I prefer to write my own drivers so that I know what's going on and so that I can document the process. What I've seen so far is very poorly documented, IMHO.



Thu, 25 Aug 2016 21:08:59 +0000

The LCD protocol is pretty easy really. There's only about 10 commands with different bits that can be set / not set. The tricky bit comes with making the I2C interface create the right clock pulses etc.

I am guessing it has an 8-bit expander and is running the LCD in 4-bit mode, which gives you 4 spare bits for the E, RS, and R/W pins leaving one over for maybe controlling the back-light or something.


Fri, 26 Aug 2016 15:43:24 +0000


You hit the nail on the head. 8-bit port expander, 4-bit interface, and a few commands.

I have about about accumulated enough examples to put something together. I found a copy of LiquidCrystal_I2C and it appears to be a stripped down version of the "standard" LCD library, but is set up for a different I2C port expander and bit definition.

For whatever reason Adafruit decided to stick the 4 data bits in the middle of the byte instead of on a nibble boundry. BIG DUH! Complicates the bit twiddling.

From what I have seen in several drivers, the hassle seems to come from reading the busy flag bit. They have to keep flipping the port expander between reading and writing. I may try a stripped down delay based implementation and forget the busy bit for now.

Soapbox: Folks, just because this is a hobby, don't release undocumented code on the world.



Fri, 26 Aug 2016 21:46:41 +0000

Documentation is a crutch for people who can't handle true excitement :P

Instead of bit-twiddling you should maybe use a union + anonymous struct. Something like:

typedef union {
    uint8_t val;
    struct {
        unsigned e:1;
        unsigned rw:1;
        unsigned data:4;
        unsigned :1;
        unsigned rs:1;
} __attribute__((packed)) xfer;

xfer myData; = 7;
myData.e = 1;
myData.e = 0;

If you understand what I am getting at there... Of course your anonymous struct has to be in the right order...


Mon, 29 Aug 2016 18:05:22 +0000
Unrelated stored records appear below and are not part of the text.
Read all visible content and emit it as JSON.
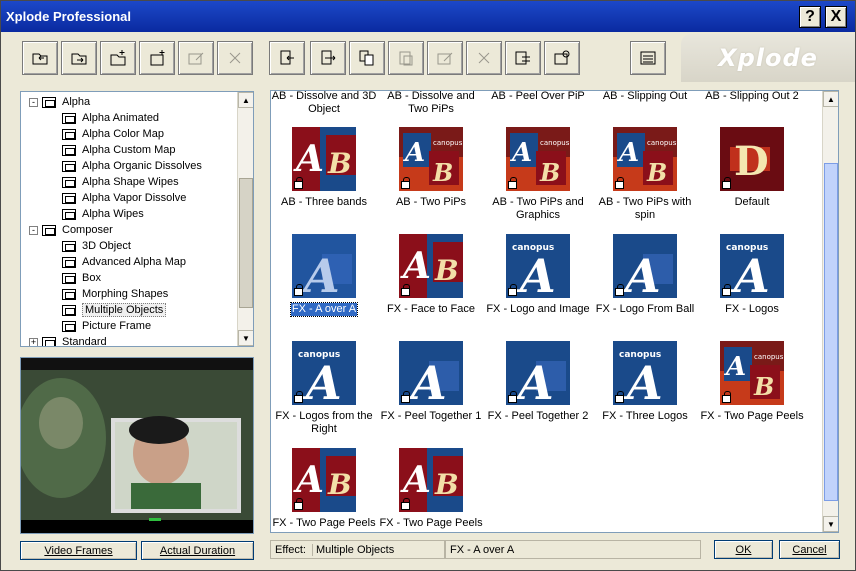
{
  "window": {
    "title": "Xplode Professional",
    "brand": "Xplode"
  },
  "title_buttons": {
    "help": "?",
    "close": "X"
  },
  "toolbar": {
    "left": [
      {
        "name": "open-folder",
        "disabled": false
      },
      {
        "name": "save-folder",
        "disabled": false
      },
      {
        "name": "new-folder",
        "disabled": false
      },
      {
        "name": "add-item",
        "disabled": false
      },
      {
        "name": "edit-item",
        "disabled": true
      },
      {
        "name": "delete-item",
        "disabled": true
      }
    ],
    "right": [
      {
        "name": "import",
        "disabled": false
      },
      {
        "name": "export",
        "disabled": false
      },
      {
        "name": "copy",
        "disabled": false
      },
      {
        "name": "paste",
        "disabled": true
      },
      {
        "name": "rename",
        "disabled": true
      },
      {
        "name": "remove",
        "disabled": true
      },
      {
        "name": "properties",
        "disabled": false
      },
      {
        "name": "settings",
        "disabled": false
      }
    ],
    "extra": {
      "name": "list-view"
    }
  },
  "tree": [
    {
      "label": "Alpha",
      "level": 0,
      "expander": "-"
    },
    {
      "label": "Alpha Animated",
      "level": 1
    },
    {
      "label": "Alpha Color Map",
      "level": 1
    },
    {
      "label": "Alpha Custom Map",
      "level": 1
    },
    {
      "label": "Alpha Organic Dissolves",
      "level": 1
    },
    {
      "label": "Alpha Shape Wipes",
      "level": 1
    },
    {
      "label": "Alpha Vapor Dissolve",
      "level": 1
    },
    {
      "label": "Alpha Wipes",
      "level": 1
    },
    {
      "label": "Composer",
      "level": 0,
      "expander": "-"
    },
    {
      "label": "3D Object",
      "level": 1
    },
    {
      "label": "Advanced Alpha Map",
      "level": 1
    },
    {
      "label": "Box",
      "level": 1
    },
    {
      "label": "Morphing Shapes",
      "level": 1
    },
    {
      "label": "Multiple Objects",
      "level": 1,
      "selected": true
    },
    {
      "label": "Picture Frame",
      "level": 1
    },
    {
      "label": "Standard",
      "level": 0,
      "expander": "+"
    }
  ],
  "preview_buttons": {
    "video_frames": "Video Frames",
    "actual_duration": "Actual Duration"
  },
  "grid_top_labels": [
    "AB - Dissolve and 3D Object",
    "AB - Dissolve and Two PiPs",
    "AB - Peel Over PiP",
    "AB - Slipping Out",
    "AB - Slipping Out 2"
  ],
  "grid": [
    {
      "label": "AB - Three bands",
      "thumb": "ab"
    },
    {
      "label": "AB - Two PiPs",
      "thumb": "canopus"
    },
    {
      "label": "AB - Two PiPs and Graphics",
      "thumb": "canopus"
    },
    {
      "label": "AB - Two PiPs with spin",
      "thumb": "canopus"
    },
    {
      "label": "Default",
      "thumb": "default"
    },
    {
      "label": "FX - A over A",
      "thumb": "a-blue",
      "selected": true
    },
    {
      "label": "FX - Face to Face",
      "thumb": "ab"
    },
    {
      "label": "FX - Logo and Image",
      "thumb": "canopus-a"
    },
    {
      "label": "FX - Logo From Ball",
      "thumb": "a-blue"
    },
    {
      "label": "FX - Logos",
      "thumb": "canopus-a"
    },
    {
      "label": "FX - Logos from the Right",
      "thumb": "canopus-a"
    },
    {
      "label": "FX - Peel Together 1",
      "thumb": "a-blue"
    },
    {
      "label": "FX - Peel Together 2",
      "thumb": "a-blue"
    },
    {
      "label": "FX - Three Logos",
      "thumb": "canopus-a"
    },
    {
      "label": "FX - Two Page Peels",
      "thumb": "canopus"
    },
    {
      "label": "FX - Two Page Peels",
      "thumb": "ab"
    },
    {
      "label": "FX - Two Page Peels",
      "thumb": "ab"
    }
  ],
  "thumb_text": {
    "canopus": "canopus",
    "letter_a": "A",
    "letter_b": "B",
    "letter_d": "D"
  },
  "status": {
    "effect_label": "Effect:",
    "effect_value": "Multiple Objects",
    "selection": "FX - A over A"
  },
  "dialog_buttons": {
    "ok": "OK",
    "cancel": "Cancel"
  },
  "colors": {
    "title_bar": "#0a2aa0",
    "selection": "#316ac5",
    "thumb_blue": "#1a4a8a",
    "thumb_red": "#8b0f1a"
  }
}
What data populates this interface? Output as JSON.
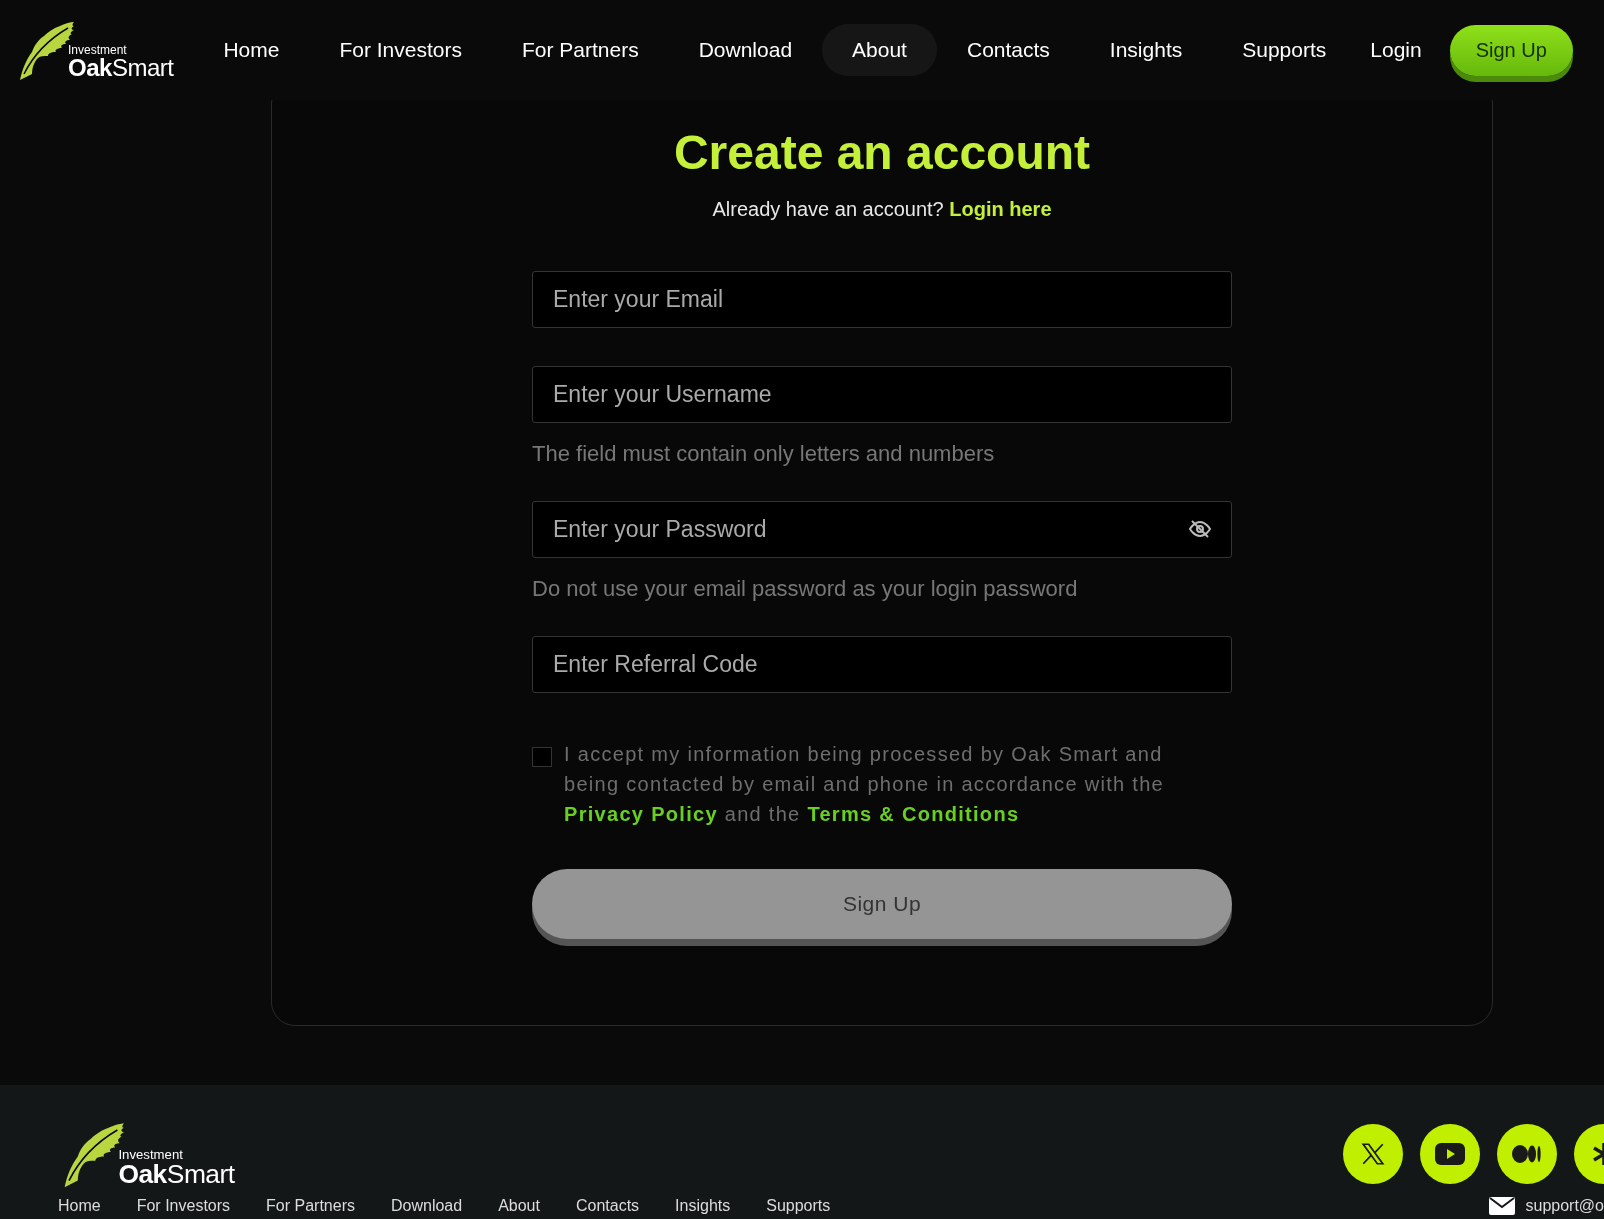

The union/struct looks very useful. I admit I had to look it up in a C++ tutorial doc that I have. Also a comment on Stack Overflow indicated that the construct is often used in embedded systems for breaking out groups of bits within words.

Next question: The Adafruit LCD library #include(s) the Adafruit MCP23008(port expander) library. I spent awhile looking for how the MCP23008 was being initialized. I expected to see a call from within the LCD constructor. What I found was Adafruit_MCP23008 _i2c; as the last line of the LCD header file. Is it common to instantiate a class member of one library from within the header file of another library?

Thanks, James


Mon, 29 Aug 2016 20:13:23 +0000

Not in the header file, no. In the CPP file, possibly yes, and then an extern reference in the header file. Although I would personally not do either.


Tue, 30 Aug 2016 14:54:57 +0000

I thought it looked weird too.

How would you set it up?



Tue, 30 Aug 2016 18:22:34 +0000

I would either inherit the expander as a parent class and (forgive the pun) expand on it, or pass an expander object (or a pointer to one) to the constructor of the LCD class.

If I absolutely had to have it within the LCD files then it would be within the LCD class.

By creating the object in the header file outside of any class you risk making multiple copies in different CUs.